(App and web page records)
┏━━
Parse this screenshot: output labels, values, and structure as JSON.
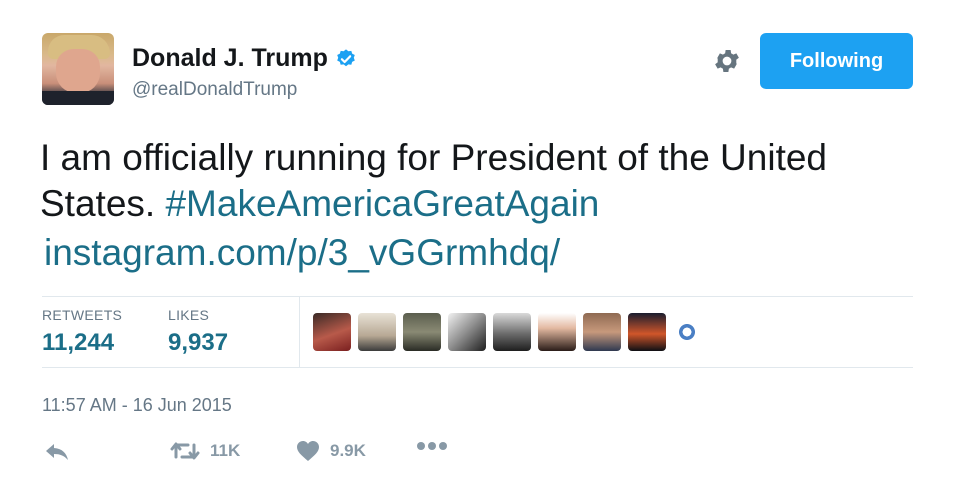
{
  "author": {
    "display_name": "Donald J. Trump",
    "handle": "@realDonaldTrump",
    "verified": true
  },
  "header": {
    "follow_button_label": "Following",
    "settings_icon": "gear-icon"
  },
  "tweet": {
    "text_prefix": "I am officially running for President of the United States.",
    "hashtag": "#MakeAmericaGreatAgain",
    "link": "instagram.com/p/3_vGGrmhdq/"
  },
  "stats": {
    "retweets_label": "RETWEETS",
    "retweets_value": "11,244",
    "likes_label": "LIKES",
    "likes_value": "9,937"
  },
  "timestamp": "11:57 AM - 16 Jun 2015",
  "actions": {
    "reply_icon": "reply-icon",
    "retweet_count": "11K",
    "like_count": "9.9K",
    "more_icon": "more-icon"
  },
  "colors": {
    "accent": "#1da1f2",
    "link": "#1b6e88",
    "secondary_text": "#657786",
    "divider": "#e1e8ed"
  }
}
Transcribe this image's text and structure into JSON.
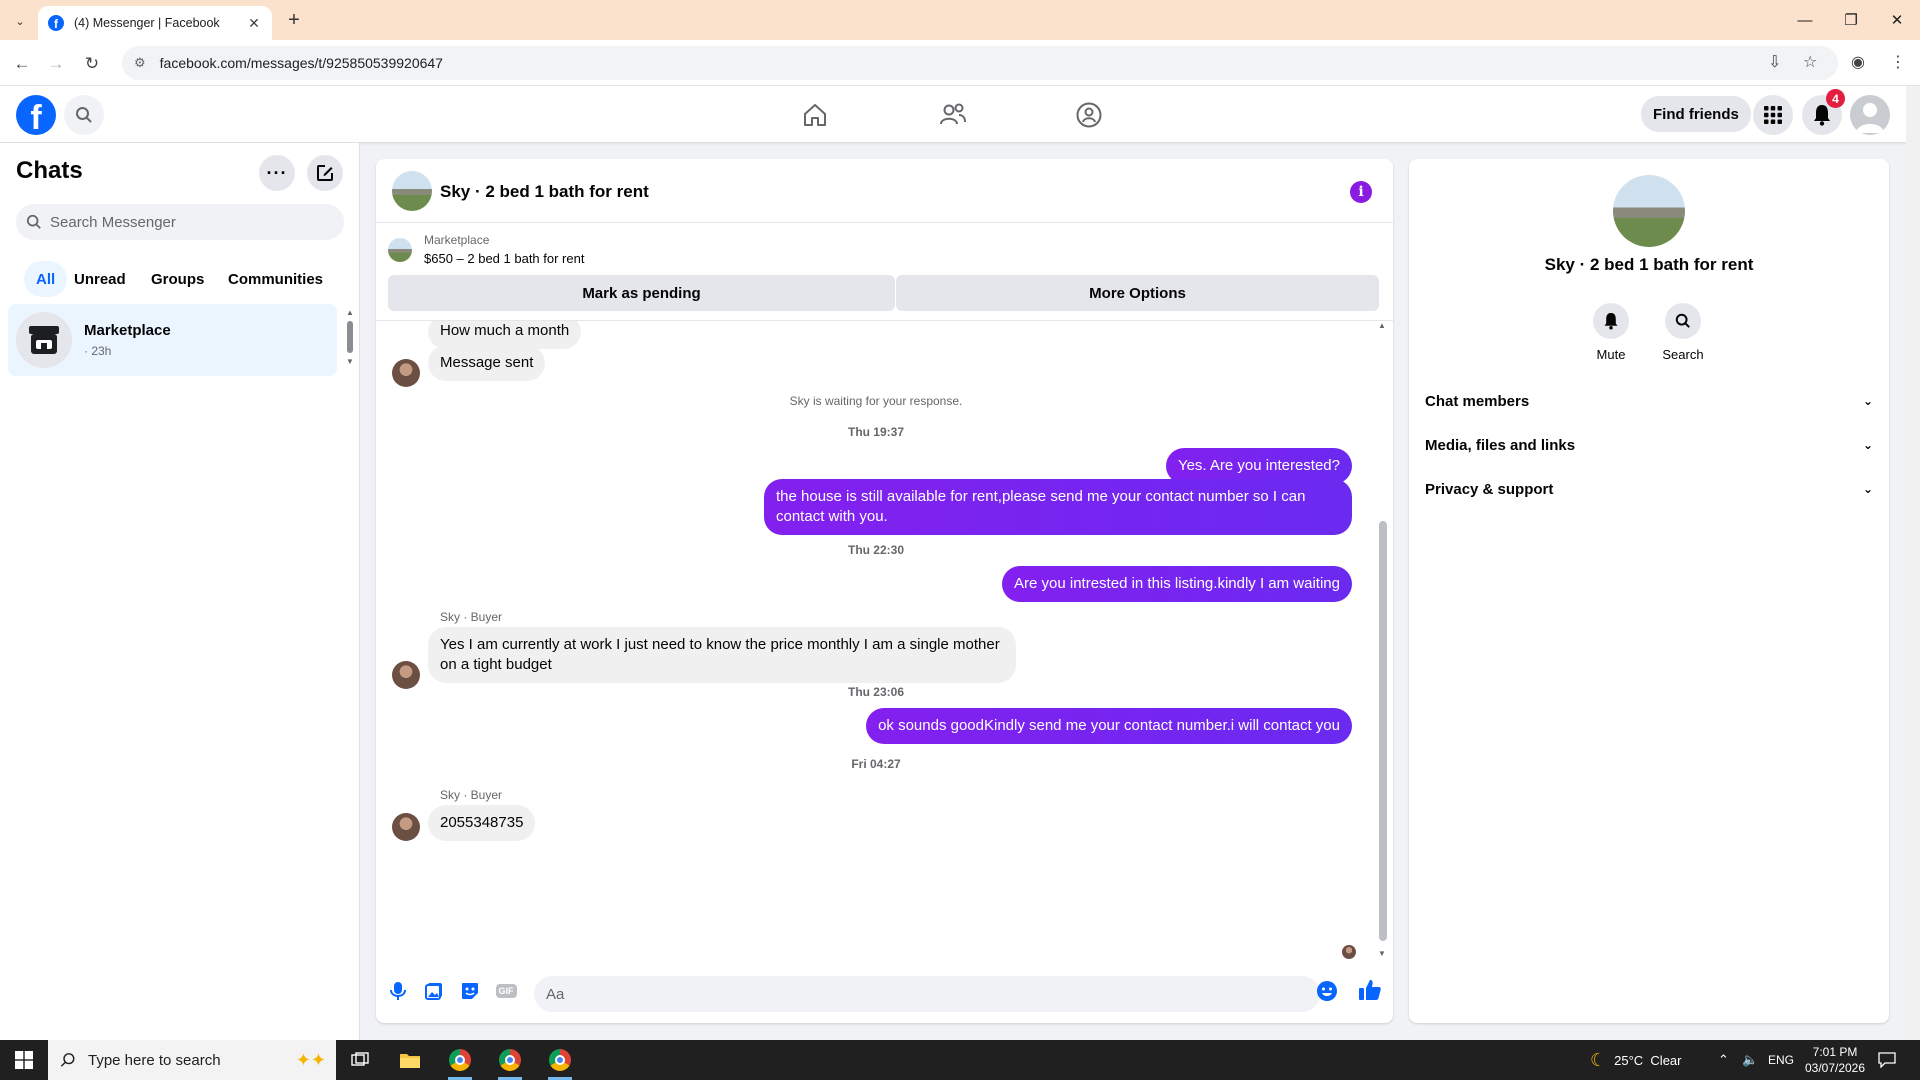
{
  "browser": {
    "tab_title": "(4) Messenger | Facebook",
    "url": "facebook.com/messages/t/925850539920647"
  },
  "header": {
    "find_friends": "Find friends",
    "notification_count": "4"
  },
  "sidebar": {
    "title": "Chats",
    "search_placeholder": "Search Messenger",
    "filters": [
      "All",
      "Unread",
      "Groups",
      "Communities"
    ],
    "chats": [
      {
        "name": "Marketplace",
        "time": "· 23h"
      }
    ]
  },
  "conversation": {
    "title": "Sky · 2 bed 1 bath for rent",
    "listing": {
      "source": "Marketplace",
      "price_title": "$650 – 2 bed 1 bath for rent",
      "mark_pending": "Mark as pending",
      "more_options": "More Options"
    },
    "messages": {
      "m1": "How much a month",
      "m2": "Message sent",
      "waiting_note": "Sky is waiting for your response.",
      "ts1": "Thu 19:37",
      "m3": "Yes. Are you interested?",
      "m4": "the house is still available for rent,please send me your contact number so I can contact with you.",
      "ts2": "Thu 22:30",
      "m5": "Are you intrested in this listing.kindly I am waiting",
      "sender1": "Sky · Buyer",
      "m6": "Yes I am currently at work I just need to know the price monthly I am a single mother on a tight budget",
      "ts3": "Thu 23:06",
      "m7": "ok sounds goodKindly send me your contact number.i will contact you",
      "ts4": "Fri 04:27",
      "sender2": "Sky · Buyer",
      "m8": "2055348735"
    },
    "composer_placeholder": "Aa"
  },
  "info_panel": {
    "title": "Sky · 2 bed 1 bath for rent",
    "actions": [
      "Mute",
      "Search"
    ],
    "sections": [
      "Chat members",
      "Media, files and links",
      "Privacy & support"
    ]
  },
  "taskbar": {
    "search_placeholder": "Type here to search",
    "weather": "25°C  Clear",
    "language": "ENG",
    "time": "7:01 PM",
    "date": "03/07/2026"
  },
  "colors": {
    "brand": "#0866ff",
    "outgoing_bubble": "#7f23f5",
    "incoming_bubble": "#f0f0f0"
  }
}
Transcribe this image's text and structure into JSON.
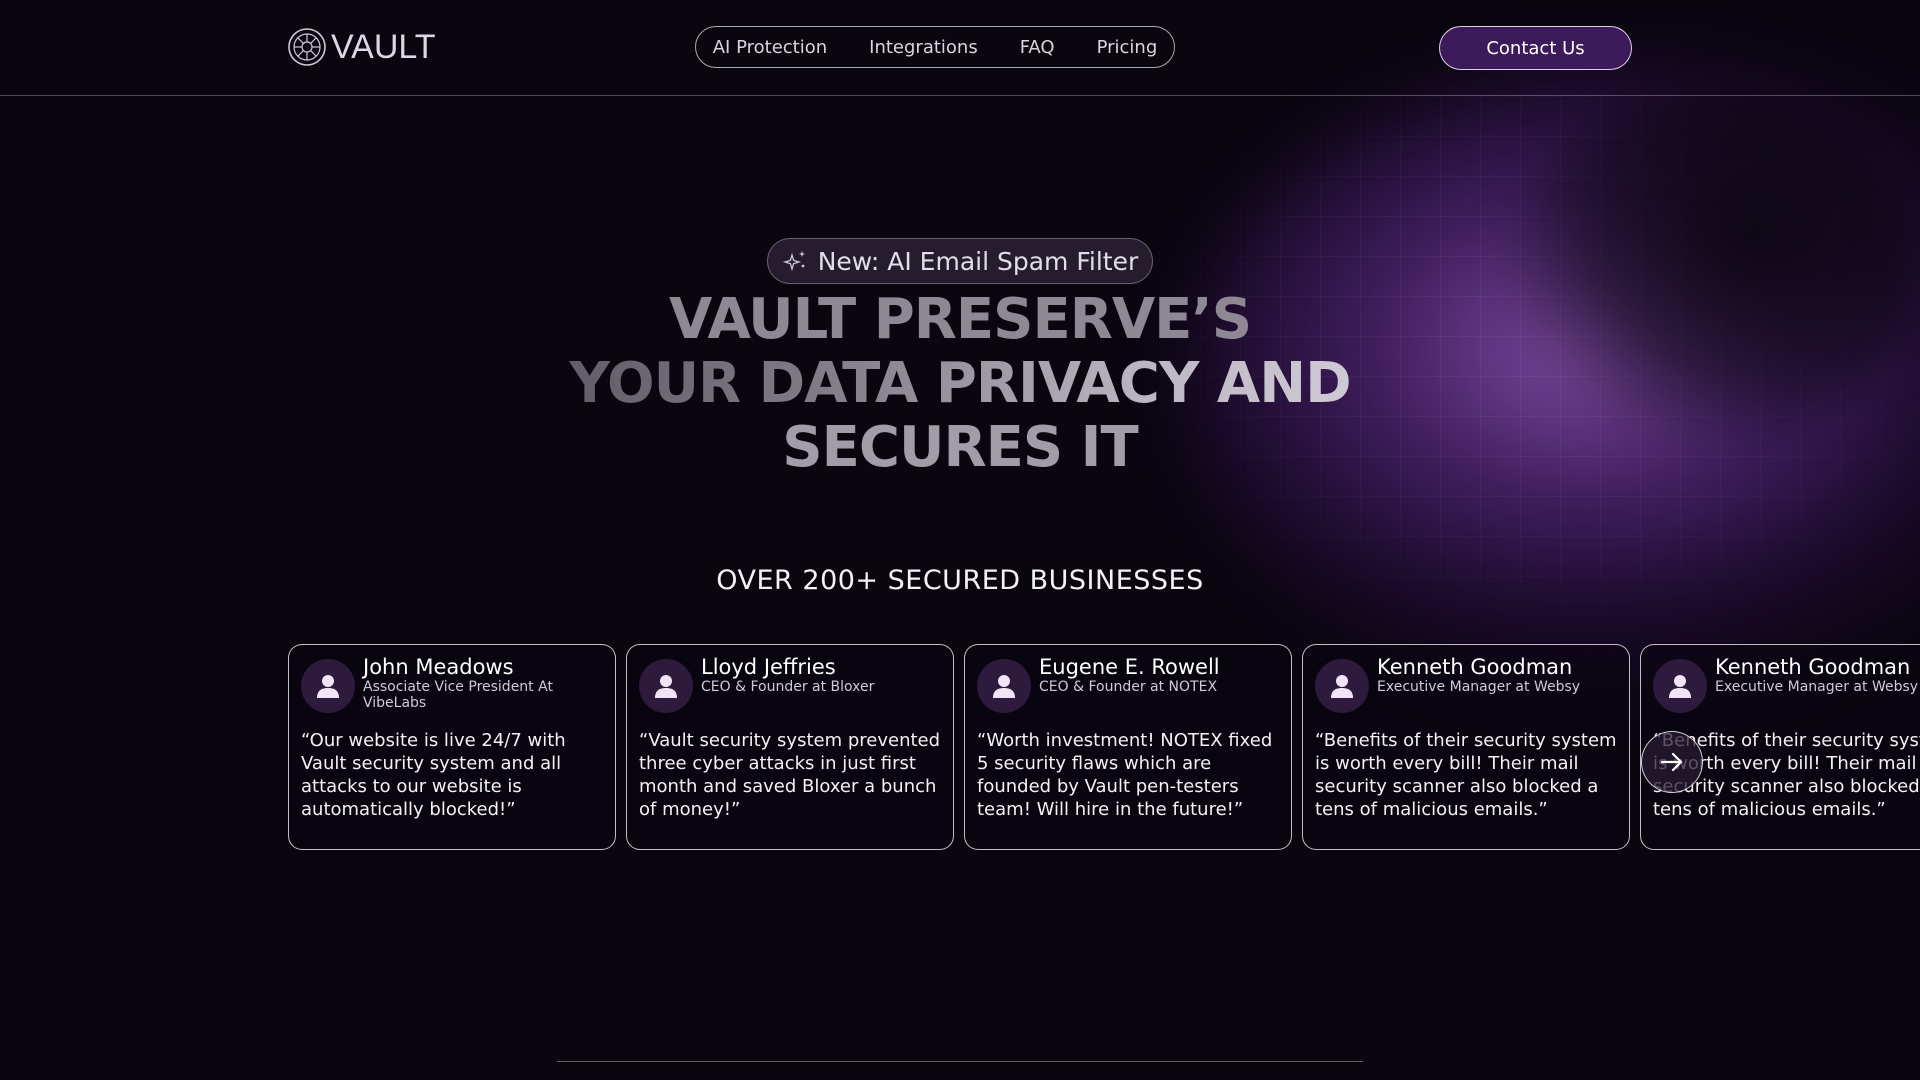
{
  "header": {
    "logo_text": "VAULT",
    "nav": [
      {
        "label": "AI Protection"
      },
      {
        "label": "Integrations"
      },
      {
        "label": "FAQ"
      },
      {
        "label": "Pricing"
      }
    ],
    "contact_label": "Contact Us"
  },
  "hero": {
    "badge_text": "New: AI Email Spam Filter",
    "title_lines": [
      "VAULT PRESERVE’S",
      "YOUR DATA PRIVACY AND",
      "SECURES IT"
    ],
    "secured_text": "OVER 200+ SECURED BUSINESSES"
  },
  "testimonials": [
    {
      "name": "John Meadows",
      "role": "Associate Vice President At VibeLabs",
      "quote": "“Our website is live 24/7 with Vault security system and all attacks to our website is automatically blocked!”"
    },
    {
      "name": "Lloyd Jeffries",
      "role": "CEO & Founder at Bloxer",
      "quote": "“Vault security system prevented three cyber attacks in just first month and saved Bloxer a bunch of money!”"
    },
    {
      "name": "Eugene E. Rowell",
      "role": "CEO & Founder at NOTEX",
      "quote": "“Worth investment! NOTEX fixed 5 security flaws which are founded by Vault pen-testers team! Will hire in the future!”"
    },
    {
      "name": "Kenneth Goodman",
      "role": "Executive Manager at Websy",
      "quote": "“Benefits of their security system is worth every bill! Their mail security scanner also blocked a tens of malicious emails.”"
    },
    {
      "name": "Kenneth Goodman",
      "role": "Executive Manager at Websy",
      "quote": "“Benefits of their security system is worth every bill! Their mail security scanner also blocked a tens of malicious emails.”"
    }
  ],
  "icons": {
    "logo": "vault-logo-icon",
    "badge": "sparkle-icon",
    "avatar": "user-icon",
    "next": "arrow-right-icon"
  },
  "colors": {
    "background": "#0a0610",
    "accent": "#3d1a5b",
    "glow": "#8a4fb8"
  }
}
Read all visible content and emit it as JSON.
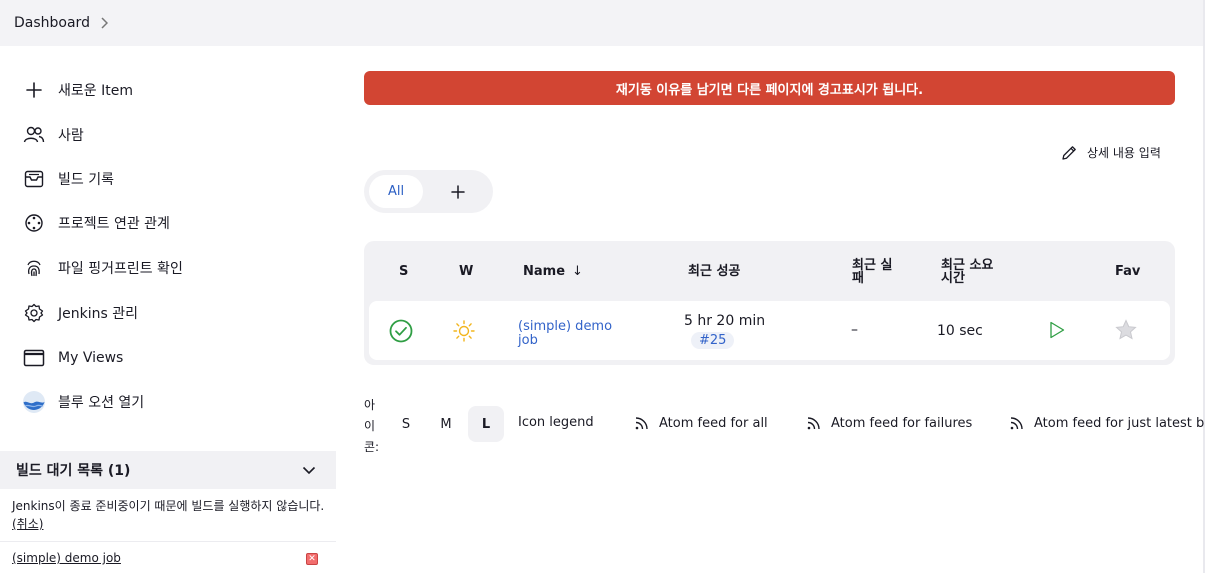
{
  "breadcrumb": {
    "dashboard": "Dashboard"
  },
  "sidebar": {
    "tasks": [
      {
        "label": "새로운 Item",
        "icon": "plus-icon"
      },
      {
        "label": "사람",
        "icon": "people-icon"
      },
      {
        "label": "빌드 기록",
        "icon": "build-history-icon"
      },
      {
        "label": "프로젝트 연관 관계",
        "icon": "project-relationship-icon"
      },
      {
        "label": "파일 핑거프린트 확인",
        "icon": "fingerprint-icon"
      },
      {
        "label": "Jenkins 관리",
        "icon": "gear-icon"
      },
      {
        "label": "My Views",
        "icon": "window-icon"
      },
      {
        "label": "블루 오션 열기",
        "icon": "blue-ocean-icon"
      }
    ],
    "queue": {
      "title": "빌드 대기 목록 (1)",
      "message": "Jenkins이 종료 준비중이기 때문에 빌드를 실행하지 않습니다.",
      "cancel": "(취소)",
      "item": "(simple) demo job"
    }
  },
  "main": {
    "alert": "재기동 이유를 남기면 다른 페이지에 경고표시가 됩니다.",
    "edit_description": "상세 내용 입력",
    "tabs": {
      "all": "All",
      "add": "+"
    },
    "table": {
      "headers": {
        "s": "S",
        "w": "W",
        "name": "Name",
        "name_sort": "↓",
        "last_success": "최근 성공",
        "last_failure": "최근 실패",
        "last_duration": "최근 소요 시간",
        "fav": "Fav"
      },
      "rows": [
        {
          "status": "success",
          "weather": "sunny",
          "name": "(simple) demo job",
          "last_success": "5 hr 20 min",
          "build": "#25",
          "last_failure": "–",
          "duration": "10 sec"
        }
      ]
    },
    "legend": {
      "icon_label": "아이콘:",
      "sizes": [
        "S",
        "M",
        "L"
      ],
      "selected_size": "L",
      "icon_legend": "Icon legend",
      "feeds": [
        "Atom feed for all",
        "Atom feed for failures",
        "Atom feed for just latest builds"
      ]
    }
  },
  "colors": {
    "alert": "#d24533",
    "link": "#3263c9",
    "success": "#2f9e44",
    "sunny": "#f2b51d",
    "panel": "#f1f1f4"
  }
}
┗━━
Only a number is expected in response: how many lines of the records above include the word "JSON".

4